A leader who is resting on his laurels wears them on the wrong end. Continuous improvement is the soul of manufacturing competitiveness. It must be led, and success must be rewarded to guarantee future success.
Once the production team members in a facility are thoroughly familiar with the rules and the reality of the production system in their plant, they are ready to start improving it. They are positioned to suggest the kinds of subtle improvements that make them the brains of a manufacturing organism. Continuous improvement is a natural process but it is not automatic.
The first step of continuous improvement is the proposal of improvement ideas. Team members who value their participation in a learning organization become a constant source of useful thoughts. To help the process continue, managers need to acknowledge that it is taking place and that it is creating useful change. Ideas that are submitted must be carefully reviewed and acknowledged to the submitters. An intelligent technician will not have many ideas disappear “down a well” before concluding the company isn’t serious about improvement. Even ideas that aren’t enacted should be discussed and, if appropriate, clarified or improved by a supervisor or peer group. Counts of submitted ideas should be handled as performance items in both the submitters’ and their supervisors’ reviews.
Ideas that are selected for action should be identified and placed into a publicly visible schedule. Most can be scheduled for tech review, modeling, design, and installation by an area supervisor teaming with the engineer who will perform the technical work. Unless the ideas are complex, these schedules should be in days, not weeks. Some organizations review ideas and report daily on progress, at the beginning of the shift. This demonstration of urgency helps everyone understand the importance placed on continuous improvement. Safety suggestions can also be handled in the same chain when this kind of energy is applied. Further discussion of this way of life is available at www.plantservices.com/articles/2013/06-plant-profile-toyota.html, and a picture of a safety dojo where improvements are tracked is part of this safety story at www.plantservices.com/articles/2013/07-plant-safety-brothers-keeper.html.
|J. Stanton McGroarty, CMfgE, CMRP, is senior technical editor of Plant Services. He was formerly consulting manager for Strategic Asset Management International (SAMI), where he focused on project management and training for manufacturing, maintenance and reliability engineering. He has more than 30 years of manufacturing and maintenance experience in the automotive, defense, consumer products and process manufacturing industries. He holds a bachelor of science degree in mechanical engineering from the Detroit Institute of Technology and a master’s degree in management from Central Michigan University. He can be reached at firstname.lastname@example.org or check out his Google+ profile.|

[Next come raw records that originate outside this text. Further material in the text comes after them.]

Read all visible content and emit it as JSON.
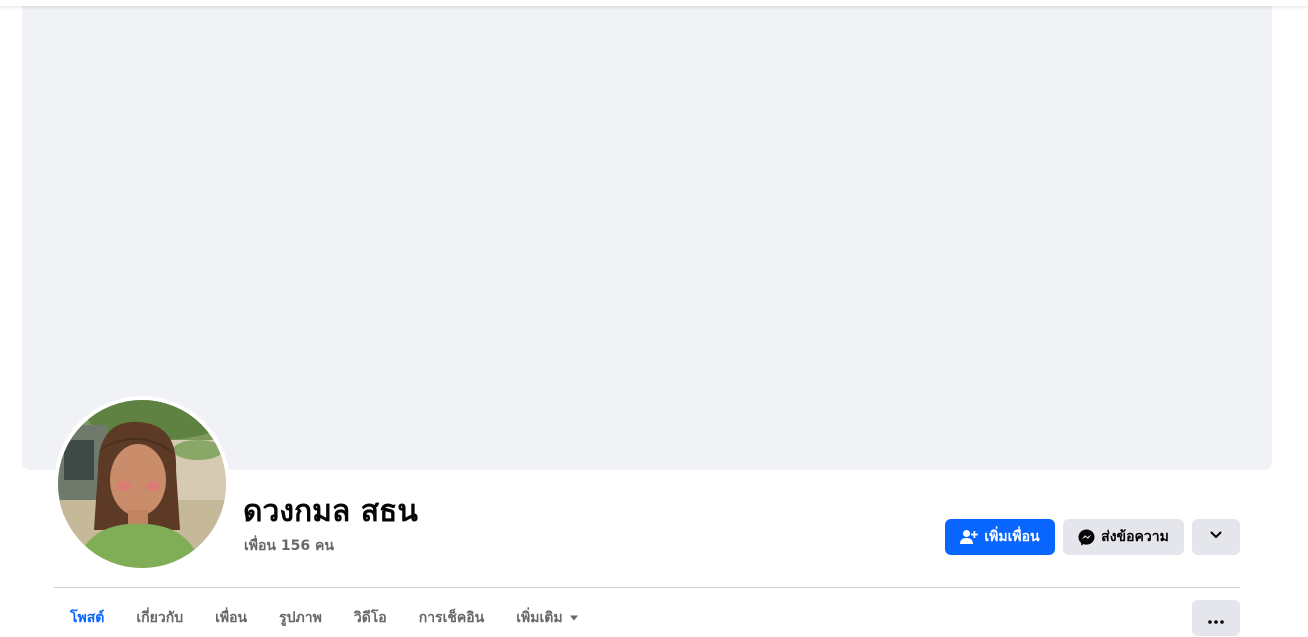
{
  "profile": {
    "name": "ดวงกมล สธน",
    "friends_count": "เพื่อน 156 คน"
  },
  "actions": {
    "add_friend_label": "เพิ่มเพื่อน",
    "message_label": "ส่งข้อความ"
  },
  "tabs": [
    {
      "label": "โพสต์",
      "active": true
    },
    {
      "label": "เกี่ยวกับ",
      "active": false
    },
    {
      "label": "เพื่อน",
      "active": false
    },
    {
      "label": "รูปภาพ",
      "active": false
    },
    {
      "label": "วิดีโอ",
      "active": false
    },
    {
      "label": "การเช็คอิน",
      "active": false
    },
    {
      "label": "เพิ่มเติม",
      "active": false
    }
  ],
  "icons": {
    "add_friend": "person-add-icon",
    "message": "messenger-icon",
    "expand": "chevron-down-icon",
    "more_tabs": "caret-down-icon",
    "options": "more-dots-icon"
  },
  "colors": {
    "primary": "#0866ff",
    "secondary_button": "#e4e6eb",
    "cover": "#f0f2f5",
    "text_primary": "#050505",
    "text_secondary": "#65676b"
  }
}
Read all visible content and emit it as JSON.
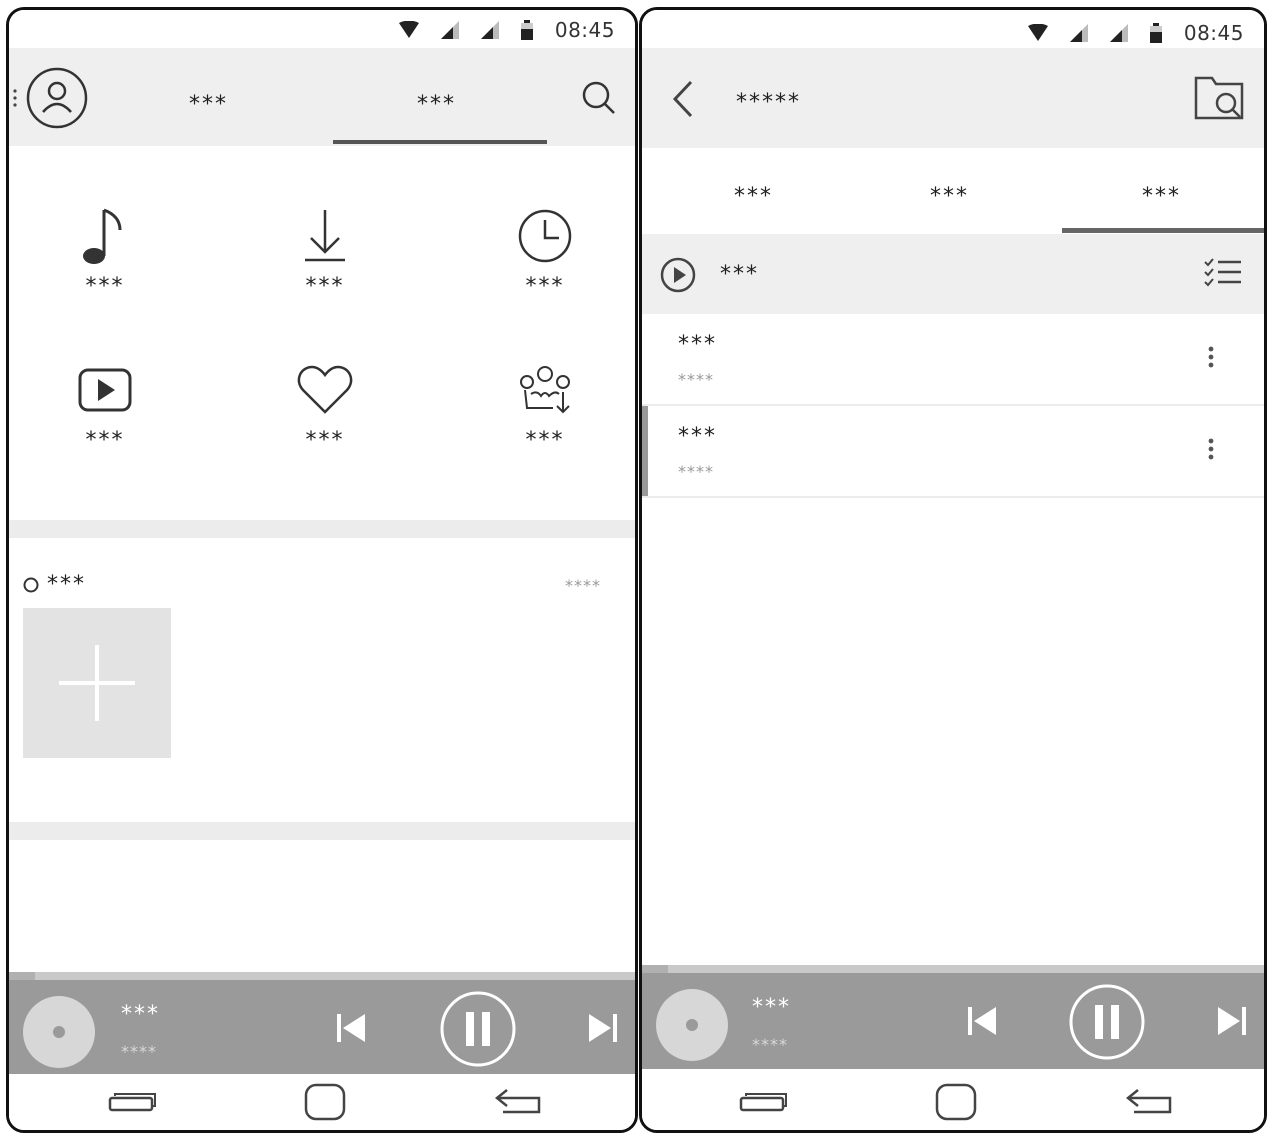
{
  "status_bar": {
    "time": "08:45"
  },
  "left_screen": {
    "header": {
      "tabs": [
        {
          "label": "***"
        },
        {
          "label": "***",
          "selected": true
        }
      ]
    },
    "grid": [
      {
        "icon": "music-note-icon",
        "label": "***"
      },
      {
        "icon": "download-icon",
        "label": "***"
      },
      {
        "icon": "clock-icon",
        "label": "***"
      },
      {
        "icon": "video-play-icon",
        "label": "***"
      },
      {
        "icon": "heart-icon",
        "label": "***"
      },
      {
        "icon": "crown-download-icon",
        "label": "***"
      }
    ],
    "playlist": {
      "title": "***",
      "more": "****"
    }
  },
  "right_screen": {
    "header": {
      "title": "*****"
    },
    "tabs": [
      {
        "label": "***"
      },
      {
        "label": "***"
      },
      {
        "label": "***",
        "selected": true
      }
    ],
    "play_all": {
      "label": "***"
    },
    "songs": [
      {
        "title": "***",
        "subtitle": "****"
      },
      {
        "title": "***",
        "subtitle": "****",
        "active": true
      }
    ]
  },
  "player": {
    "title": "***",
    "subtitle": "****",
    "state": "playing"
  },
  "colors": {
    "player_bg": "#9a9a9a",
    "header_bg": "#efefef",
    "separator": "#ececec"
  }
}
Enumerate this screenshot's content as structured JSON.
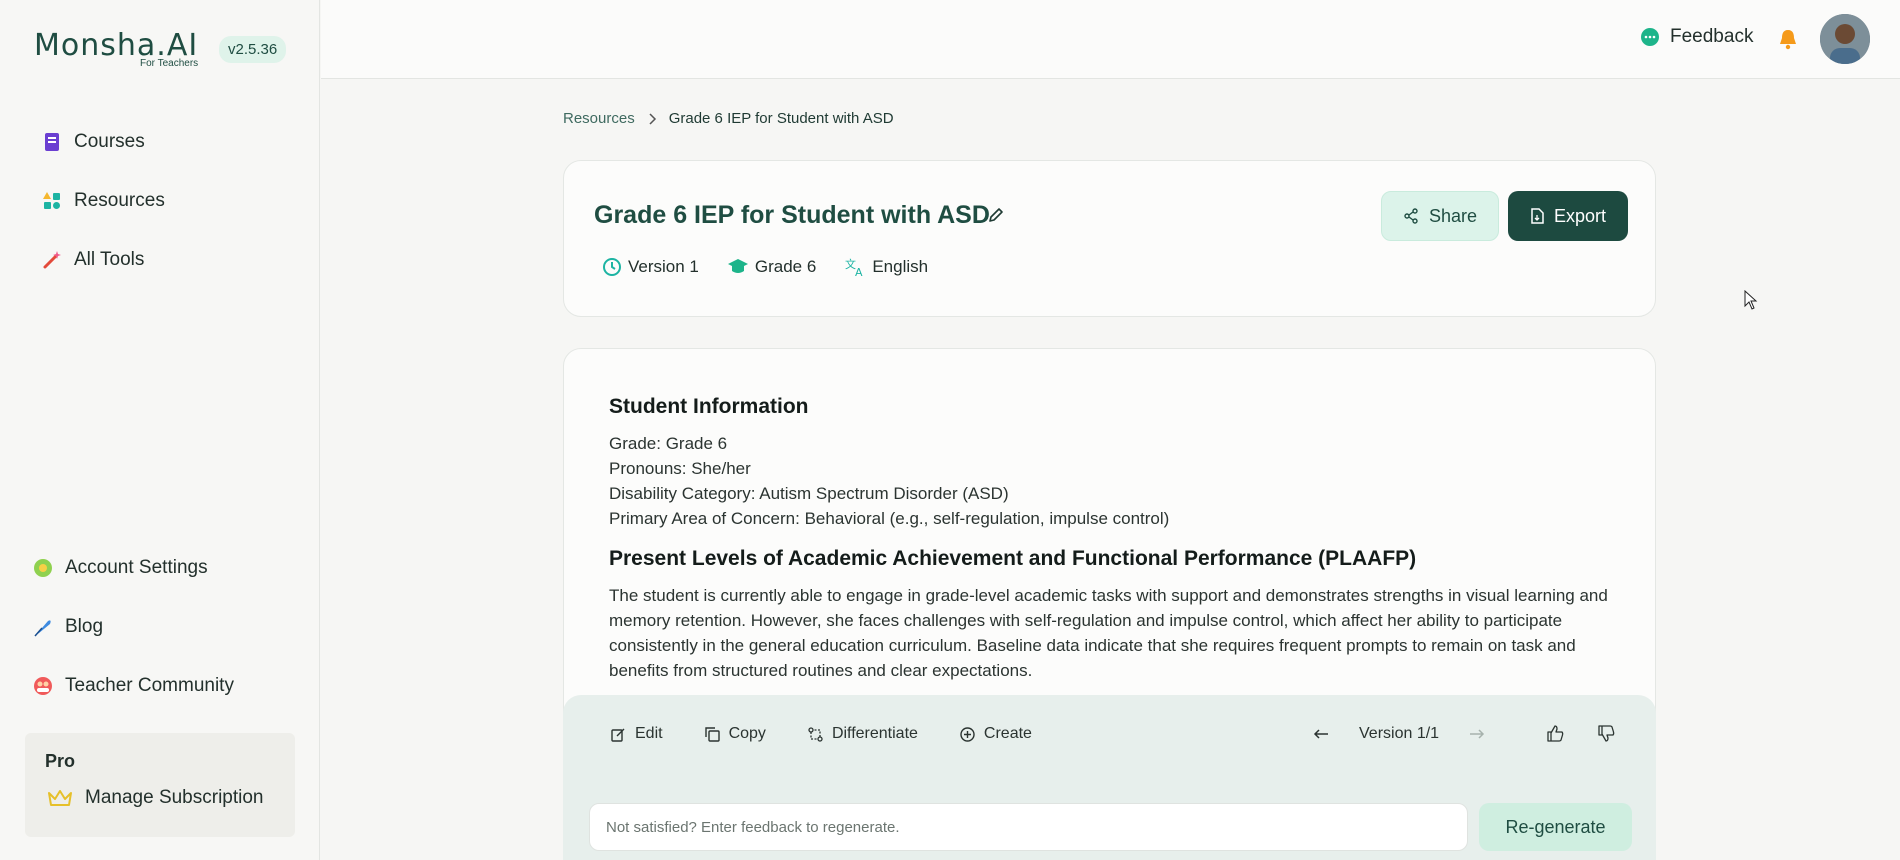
{
  "brand": {
    "name": "Monsha.AI",
    "sub": "For Teachers",
    "version": "v2.5.36"
  },
  "sidebar": {
    "items": [
      {
        "label": "Courses",
        "icon": "book-icon"
      },
      {
        "label": "Resources",
        "icon": "shapes-icon"
      },
      {
        "label": "All Tools",
        "icon": "magic-wand-icon"
      }
    ],
    "bottom_items": [
      {
        "label": "Account Settings",
        "icon": "gear-icon"
      },
      {
        "label": "Blog",
        "icon": "feather-icon"
      },
      {
        "label": "Teacher Community",
        "icon": "community-icon"
      }
    ],
    "pro": {
      "label": "Pro",
      "manage": "Manage Subscription"
    }
  },
  "topbar": {
    "feedback": "Feedback"
  },
  "breadcrumb": {
    "root": "Resources",
    "current": "Grade 6 IEP for Student with ASD"
  },
  "doc": {
    "title": "Grade 6 IEP for Student with ASD",
    "version": "Version 1",
    "grade": "Grade 6",
    "language": "English",
    "share": "Share",
    "export": "Export"
  },
  "content": {
    "section1_title": "Student Information",
    "lines": [
      "Grade: Grade 6",
      "Pronouns: She/her",
      "Disability Category: Autism Spectrum Disorder (ASD)",
      "Primary Area of Concern: Behavioral (e.g., self-regulation, impulse control)"
    ],
    "section2_title": "Present Levels of Academic Achievement and Functional Performance (PLAAFP)",
    "section2_body": "The student is currently able to engage in grade-level academic tasks with support and demonstrates strengths in visual learning and memory retention. However, she faces challenges with self-regulation and impulse control, which affect her ability to participate consistently in the general education curriculum. Baseline data indicate that she requires frequent prompts to remain on task and benefits from structured routines and clear expectations."
  },
  "actions": {
    "edit": "Edit",
    "copy": "Copy",
    "differentiate": "Differentiate",
    "create": "Create",
    "version_label": "Version 1/1",
    "feedback_placeholder": "Not satisfied? Enter feedback to regenerate.",
    "regenerate": "Re-generate"
  }
}
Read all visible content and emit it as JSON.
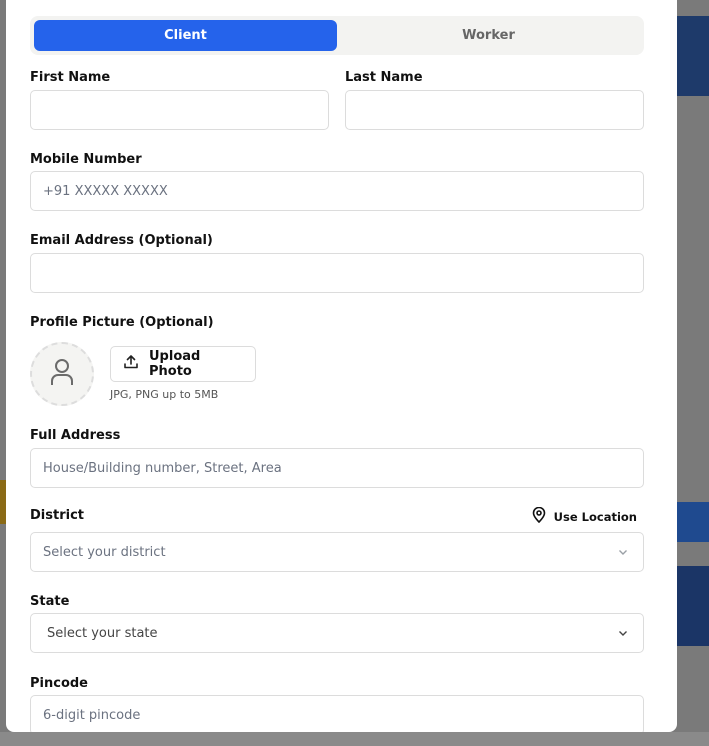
{
  "tabs": [
    {
      "label": "Client",
      "active": true
    },
    {
      "label": "Worker",
      "active": false
    }
  ],
  "form": {
    "first_name": {
      "label": "First Name",
      "value": "",
      "placeholder": ""
    },
    "last_name": {
      "label": "Last Name",
      "value": "",
      "placeholder": ""
    },
    "mobile": {
      "label": "Mobile Number",
      "placeholder": "+91 XXXXX XXXXX"
    },
    "email": {
      "label": "Email Address (Optional)",
      "placeholder": ""
    },
    "profile_picture": {
      "label": "Profile Picture (Optional)",
      "upload_label": "Upload Photo",
      "hint": "JPG, PNG up to 5MB"
    },
    "address": {
      "label": "Full Address",
      "placeholder": "House/Building number, Street, Area"
    },
    "district": {
      "label": "District",
      "placeholder": "Select your district",
      "use_location": "Use Location"
    },
    "state": {
      "label": "State",
      "placeholder": "Select your state"
    },
    "pincode": {
      "label": "Pincode",
      "placeholder": "6-digit pincode"
    }
  },
  "colors": {
    "accent": "#2563eb",
    "tabs_bg": "#f3f3f1",
    "border": "#dcdcdc"
  },
  "icons": [
    "user-icon",
    "upload-icon",
    "map-pin-icon",
    "chevron-down-icon"
  ]
}
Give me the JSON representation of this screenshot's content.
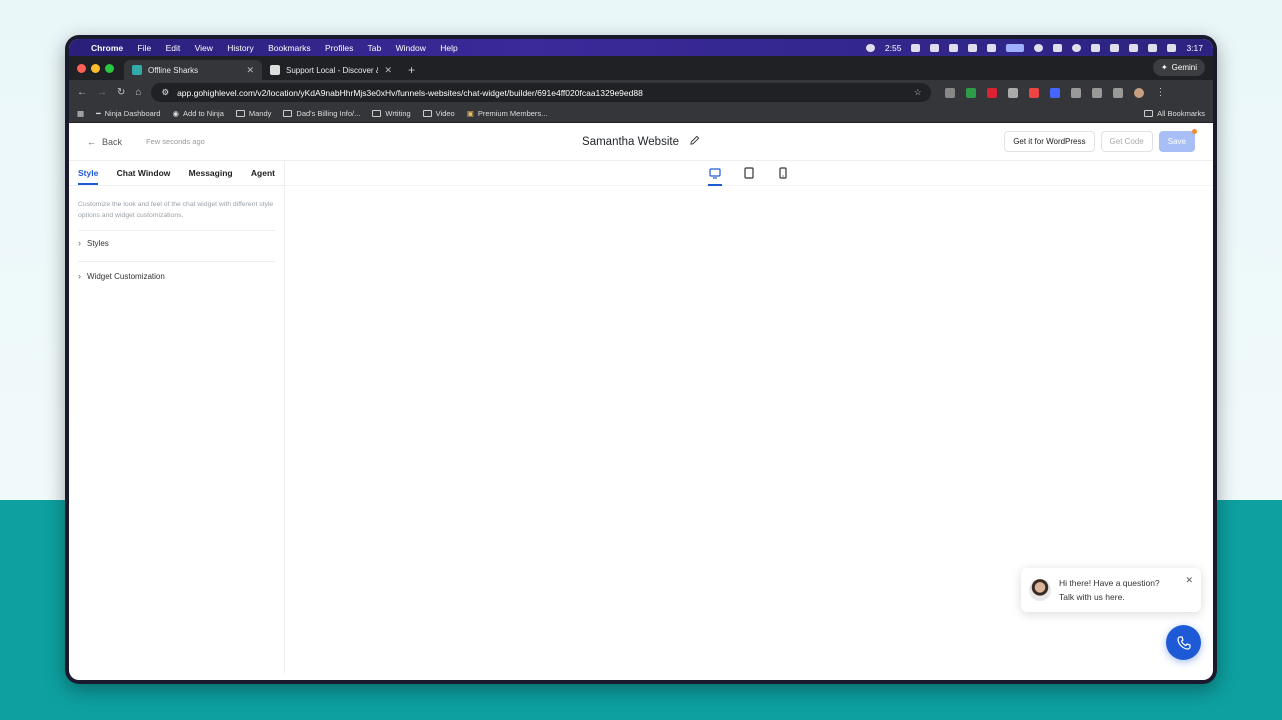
{
  "menubar": {
    "app": "Chrome",
    "menus": [
      "File",
      "Edit",
      "View",
      "History",
      "Bookmarks",
      "Profiles",
      "Tab",
      "Window",
      "Help"
    ],
    "timer": "2:55",
    "clock": "3:17"
  },
  "browser": {
    "tabs": [
      {
        "title": "Offline Sharks",
        "active": true
      },
      {
        "title": "Support Local - Discover & S",
        "active": false
      }
    ],
    "gemini_label": "Gemini",
    "url": "app.gohighlevel.com/v2/location/yKdA9nabHhrMjs3e0xHv/funnels-websites/chat-widget/builder/691e4ff020fcaa1329e9ed88",
    "bookmarks": [
      "Ninja Dashboard",
      "Add to Ninja",
      "Mandy",
      "Dad's Billing Info/...",
      "Wrtiting",
      "Video",
      "Premium Members..."
    ],
    "all_bookmarks": "All Bookmarks"
  },
  "header": {
    "back_label": "Back",
    "saved_status": "Few seconds ago",
    "title": "Samantha Website",
    "wordpress_button": "Get it for WordPress",
    "get_code_button": "Get Code",
    "save_button": "Save"
  },
  "sidebar": {
    "tabs": [
      "Style",
      "Chat Window",
      "Messaging",
      "Agent"
    ],
    "description": "Customize the look and feel of the chat widget with different style options and widget customizations.",
    "sections": [
      "Styles",
      "Widget Customization"
    ]
  },
  "widget": {
    "greeting_line1": "Hi there! Have a question?",
    "greeting_line2": "Talk with us here."
  },
  "colors": {
    "accent": "#1f5ad6",
    "teal_background": "#0ea0a0"
  }
}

Part of the engineering phase of each improvement should be the development of a simple, pro forma business case. The safety impact and business case information for implemented improvements is a second performance item for engineering and supervisory staff. The nurturing and implementation of continuous improvement ideas is an important part of their jobs, as is the delivery of the resulting savings and safety improvements.
Most organizations have a small group of engineering and production people who already make a practice of continuous improvement, even in the absence of an official program to support them. Identify these people and use them as consultants in starting the official program. There are two reasons for doing so. First, you will get a great deal of useful help and information from those who have already succeeded in continuous improvement. Second, you will not be setting up the new program in competition with the people who have already been contributing the kind of help you are trying to generate.
If possible, identify some recent successes that the unofficial team have delivered and build the business cases for them. This will demonstrate the value of the approach and create some recognition for those who have already made contributions. Be certain to give credit where it is due, or the process will backfire.